TASK PROMPT: Among the entries below, which lines include the string "Generic"? Show each one.

DATASET EXCERPTS:

<<<<

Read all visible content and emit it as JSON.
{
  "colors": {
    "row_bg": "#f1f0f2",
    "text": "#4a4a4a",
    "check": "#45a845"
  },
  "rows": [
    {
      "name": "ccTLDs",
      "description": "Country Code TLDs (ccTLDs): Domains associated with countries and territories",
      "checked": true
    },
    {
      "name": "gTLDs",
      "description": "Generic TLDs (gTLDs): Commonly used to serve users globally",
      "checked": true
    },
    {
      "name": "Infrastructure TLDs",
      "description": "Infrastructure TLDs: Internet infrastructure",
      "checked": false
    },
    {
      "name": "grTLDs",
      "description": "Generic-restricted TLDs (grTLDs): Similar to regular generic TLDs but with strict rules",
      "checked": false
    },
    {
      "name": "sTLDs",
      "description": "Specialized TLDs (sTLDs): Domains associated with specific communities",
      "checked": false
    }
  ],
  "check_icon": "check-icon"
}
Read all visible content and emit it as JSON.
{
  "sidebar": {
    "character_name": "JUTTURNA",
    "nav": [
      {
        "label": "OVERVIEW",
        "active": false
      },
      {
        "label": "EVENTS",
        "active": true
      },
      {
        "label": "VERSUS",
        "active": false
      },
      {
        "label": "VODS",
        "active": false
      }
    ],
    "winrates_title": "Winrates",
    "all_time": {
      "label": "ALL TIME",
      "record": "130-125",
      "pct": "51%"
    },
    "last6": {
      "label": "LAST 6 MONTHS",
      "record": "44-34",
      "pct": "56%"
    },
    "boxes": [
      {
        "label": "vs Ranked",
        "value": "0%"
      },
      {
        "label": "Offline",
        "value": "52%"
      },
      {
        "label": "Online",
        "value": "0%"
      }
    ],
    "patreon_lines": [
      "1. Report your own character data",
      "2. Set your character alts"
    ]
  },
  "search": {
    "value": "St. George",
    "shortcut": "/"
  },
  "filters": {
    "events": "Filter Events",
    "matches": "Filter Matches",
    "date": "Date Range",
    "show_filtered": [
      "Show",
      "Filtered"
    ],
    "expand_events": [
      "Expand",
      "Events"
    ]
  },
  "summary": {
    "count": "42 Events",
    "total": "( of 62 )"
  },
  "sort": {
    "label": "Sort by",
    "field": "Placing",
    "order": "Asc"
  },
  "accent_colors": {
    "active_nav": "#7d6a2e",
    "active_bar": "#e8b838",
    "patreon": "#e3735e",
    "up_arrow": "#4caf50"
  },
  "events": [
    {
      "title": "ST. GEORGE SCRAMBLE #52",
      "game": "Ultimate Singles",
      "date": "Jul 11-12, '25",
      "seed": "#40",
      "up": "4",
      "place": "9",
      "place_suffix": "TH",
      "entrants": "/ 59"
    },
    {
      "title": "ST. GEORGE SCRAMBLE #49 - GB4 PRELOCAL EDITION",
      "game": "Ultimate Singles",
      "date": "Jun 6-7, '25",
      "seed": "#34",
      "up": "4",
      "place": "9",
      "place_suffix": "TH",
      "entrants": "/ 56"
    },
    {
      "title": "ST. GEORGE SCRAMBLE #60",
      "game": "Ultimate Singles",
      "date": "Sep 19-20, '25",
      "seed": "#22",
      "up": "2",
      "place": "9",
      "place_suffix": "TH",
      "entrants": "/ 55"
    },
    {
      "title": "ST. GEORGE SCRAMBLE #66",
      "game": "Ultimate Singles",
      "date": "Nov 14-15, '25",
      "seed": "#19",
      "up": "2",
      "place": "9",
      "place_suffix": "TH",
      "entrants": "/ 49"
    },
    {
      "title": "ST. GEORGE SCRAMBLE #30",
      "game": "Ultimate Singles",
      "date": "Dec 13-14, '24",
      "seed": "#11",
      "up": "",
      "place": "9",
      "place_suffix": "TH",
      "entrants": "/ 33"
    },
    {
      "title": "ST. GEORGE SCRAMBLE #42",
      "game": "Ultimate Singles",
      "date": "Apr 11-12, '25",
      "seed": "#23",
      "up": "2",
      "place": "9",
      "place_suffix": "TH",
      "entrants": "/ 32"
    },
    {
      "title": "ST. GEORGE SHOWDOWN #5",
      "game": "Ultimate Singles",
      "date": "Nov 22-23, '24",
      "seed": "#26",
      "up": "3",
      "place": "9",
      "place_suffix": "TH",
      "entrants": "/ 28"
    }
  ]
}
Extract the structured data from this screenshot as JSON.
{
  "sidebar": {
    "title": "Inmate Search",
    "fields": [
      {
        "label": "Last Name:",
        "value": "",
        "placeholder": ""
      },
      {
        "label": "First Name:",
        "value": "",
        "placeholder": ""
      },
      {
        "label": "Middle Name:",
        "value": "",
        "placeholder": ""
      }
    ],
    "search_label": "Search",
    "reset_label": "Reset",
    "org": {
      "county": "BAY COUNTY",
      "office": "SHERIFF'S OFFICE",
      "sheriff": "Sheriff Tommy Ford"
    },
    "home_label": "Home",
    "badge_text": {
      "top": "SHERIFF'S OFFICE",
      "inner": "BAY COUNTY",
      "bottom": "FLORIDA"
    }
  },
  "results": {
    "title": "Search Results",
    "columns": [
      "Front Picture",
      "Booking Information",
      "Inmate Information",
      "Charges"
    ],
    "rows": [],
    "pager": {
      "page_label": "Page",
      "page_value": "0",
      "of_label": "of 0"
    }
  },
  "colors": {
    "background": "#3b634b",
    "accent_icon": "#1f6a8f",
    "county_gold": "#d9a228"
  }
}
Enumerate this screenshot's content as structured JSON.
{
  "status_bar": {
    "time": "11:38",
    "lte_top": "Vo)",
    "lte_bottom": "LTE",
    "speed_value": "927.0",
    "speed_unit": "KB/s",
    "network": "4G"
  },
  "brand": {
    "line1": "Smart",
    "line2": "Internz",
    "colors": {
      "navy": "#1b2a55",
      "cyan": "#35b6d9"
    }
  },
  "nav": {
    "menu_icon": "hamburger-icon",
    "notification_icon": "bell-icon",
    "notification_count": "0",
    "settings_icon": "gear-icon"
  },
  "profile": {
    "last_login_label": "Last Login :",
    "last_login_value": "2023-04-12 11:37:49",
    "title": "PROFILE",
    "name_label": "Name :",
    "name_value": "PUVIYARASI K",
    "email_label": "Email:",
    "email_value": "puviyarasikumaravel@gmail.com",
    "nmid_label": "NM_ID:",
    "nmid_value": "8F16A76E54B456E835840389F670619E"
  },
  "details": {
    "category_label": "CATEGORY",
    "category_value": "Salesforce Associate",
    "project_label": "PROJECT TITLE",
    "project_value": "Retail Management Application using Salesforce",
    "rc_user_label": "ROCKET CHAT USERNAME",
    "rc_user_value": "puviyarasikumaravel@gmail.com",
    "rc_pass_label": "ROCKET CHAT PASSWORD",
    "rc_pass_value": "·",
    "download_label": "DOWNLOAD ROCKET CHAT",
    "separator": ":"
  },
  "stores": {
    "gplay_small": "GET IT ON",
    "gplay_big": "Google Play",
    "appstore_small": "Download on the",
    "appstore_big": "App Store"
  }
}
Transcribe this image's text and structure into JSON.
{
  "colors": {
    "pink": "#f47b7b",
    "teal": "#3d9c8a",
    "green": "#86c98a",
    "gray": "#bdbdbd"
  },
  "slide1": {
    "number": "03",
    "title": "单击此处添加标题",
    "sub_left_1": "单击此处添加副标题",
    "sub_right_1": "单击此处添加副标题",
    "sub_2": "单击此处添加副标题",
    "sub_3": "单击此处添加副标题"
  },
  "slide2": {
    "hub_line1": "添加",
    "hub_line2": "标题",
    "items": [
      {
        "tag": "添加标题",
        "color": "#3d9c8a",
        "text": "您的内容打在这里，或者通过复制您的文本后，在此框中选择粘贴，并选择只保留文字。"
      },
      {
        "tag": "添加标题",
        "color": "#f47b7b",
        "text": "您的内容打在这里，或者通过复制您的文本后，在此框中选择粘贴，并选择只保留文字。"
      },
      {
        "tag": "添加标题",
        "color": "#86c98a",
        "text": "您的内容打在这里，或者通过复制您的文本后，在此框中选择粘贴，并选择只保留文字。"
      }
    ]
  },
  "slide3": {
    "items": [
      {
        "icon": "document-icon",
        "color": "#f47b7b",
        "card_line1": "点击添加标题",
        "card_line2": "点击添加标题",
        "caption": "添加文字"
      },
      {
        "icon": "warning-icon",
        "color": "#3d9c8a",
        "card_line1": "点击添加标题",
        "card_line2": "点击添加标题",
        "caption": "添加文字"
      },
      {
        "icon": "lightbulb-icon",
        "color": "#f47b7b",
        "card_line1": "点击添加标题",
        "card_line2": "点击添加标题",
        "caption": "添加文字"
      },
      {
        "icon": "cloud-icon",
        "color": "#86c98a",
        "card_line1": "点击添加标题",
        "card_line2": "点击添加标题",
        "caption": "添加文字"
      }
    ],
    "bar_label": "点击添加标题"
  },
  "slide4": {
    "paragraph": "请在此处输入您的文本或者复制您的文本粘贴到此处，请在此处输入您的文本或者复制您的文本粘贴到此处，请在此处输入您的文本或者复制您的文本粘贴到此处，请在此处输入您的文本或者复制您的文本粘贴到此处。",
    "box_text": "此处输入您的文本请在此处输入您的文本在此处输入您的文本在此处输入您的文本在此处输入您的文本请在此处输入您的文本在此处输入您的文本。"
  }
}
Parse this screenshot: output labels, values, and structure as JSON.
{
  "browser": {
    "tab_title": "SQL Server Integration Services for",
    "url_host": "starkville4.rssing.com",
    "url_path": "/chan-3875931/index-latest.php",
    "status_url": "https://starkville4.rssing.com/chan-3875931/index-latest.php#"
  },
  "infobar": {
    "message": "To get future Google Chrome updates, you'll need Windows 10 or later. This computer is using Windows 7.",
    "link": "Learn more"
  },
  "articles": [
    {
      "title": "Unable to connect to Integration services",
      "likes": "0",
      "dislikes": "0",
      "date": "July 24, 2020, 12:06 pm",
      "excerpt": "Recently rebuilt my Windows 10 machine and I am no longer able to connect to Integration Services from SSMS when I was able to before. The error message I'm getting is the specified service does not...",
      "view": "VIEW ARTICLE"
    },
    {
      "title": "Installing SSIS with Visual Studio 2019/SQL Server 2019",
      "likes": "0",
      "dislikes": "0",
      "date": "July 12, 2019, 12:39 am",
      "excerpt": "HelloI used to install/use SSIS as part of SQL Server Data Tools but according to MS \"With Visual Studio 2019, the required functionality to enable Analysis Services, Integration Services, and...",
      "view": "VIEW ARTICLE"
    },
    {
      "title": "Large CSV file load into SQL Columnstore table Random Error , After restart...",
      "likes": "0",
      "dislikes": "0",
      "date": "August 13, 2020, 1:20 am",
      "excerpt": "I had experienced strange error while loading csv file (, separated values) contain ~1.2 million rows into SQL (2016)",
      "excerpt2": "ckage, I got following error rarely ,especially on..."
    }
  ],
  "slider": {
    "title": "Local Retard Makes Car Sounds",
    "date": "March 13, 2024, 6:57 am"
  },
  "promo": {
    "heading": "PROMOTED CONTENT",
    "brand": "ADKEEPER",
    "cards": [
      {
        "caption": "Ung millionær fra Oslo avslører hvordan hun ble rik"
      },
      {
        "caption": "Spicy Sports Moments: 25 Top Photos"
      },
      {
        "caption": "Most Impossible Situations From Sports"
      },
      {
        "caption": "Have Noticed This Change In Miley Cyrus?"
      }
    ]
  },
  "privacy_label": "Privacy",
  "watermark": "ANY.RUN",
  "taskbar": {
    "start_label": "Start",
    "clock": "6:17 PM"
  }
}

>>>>

ANSWER TO THIS EXERCISE:
      "description": "Generic TLDs (gTLDs): Commonly used to serve users globally",
      "description": "Generic-restricted TLDs (grTLDs): Similar to regular generic TLDs but with strict rules",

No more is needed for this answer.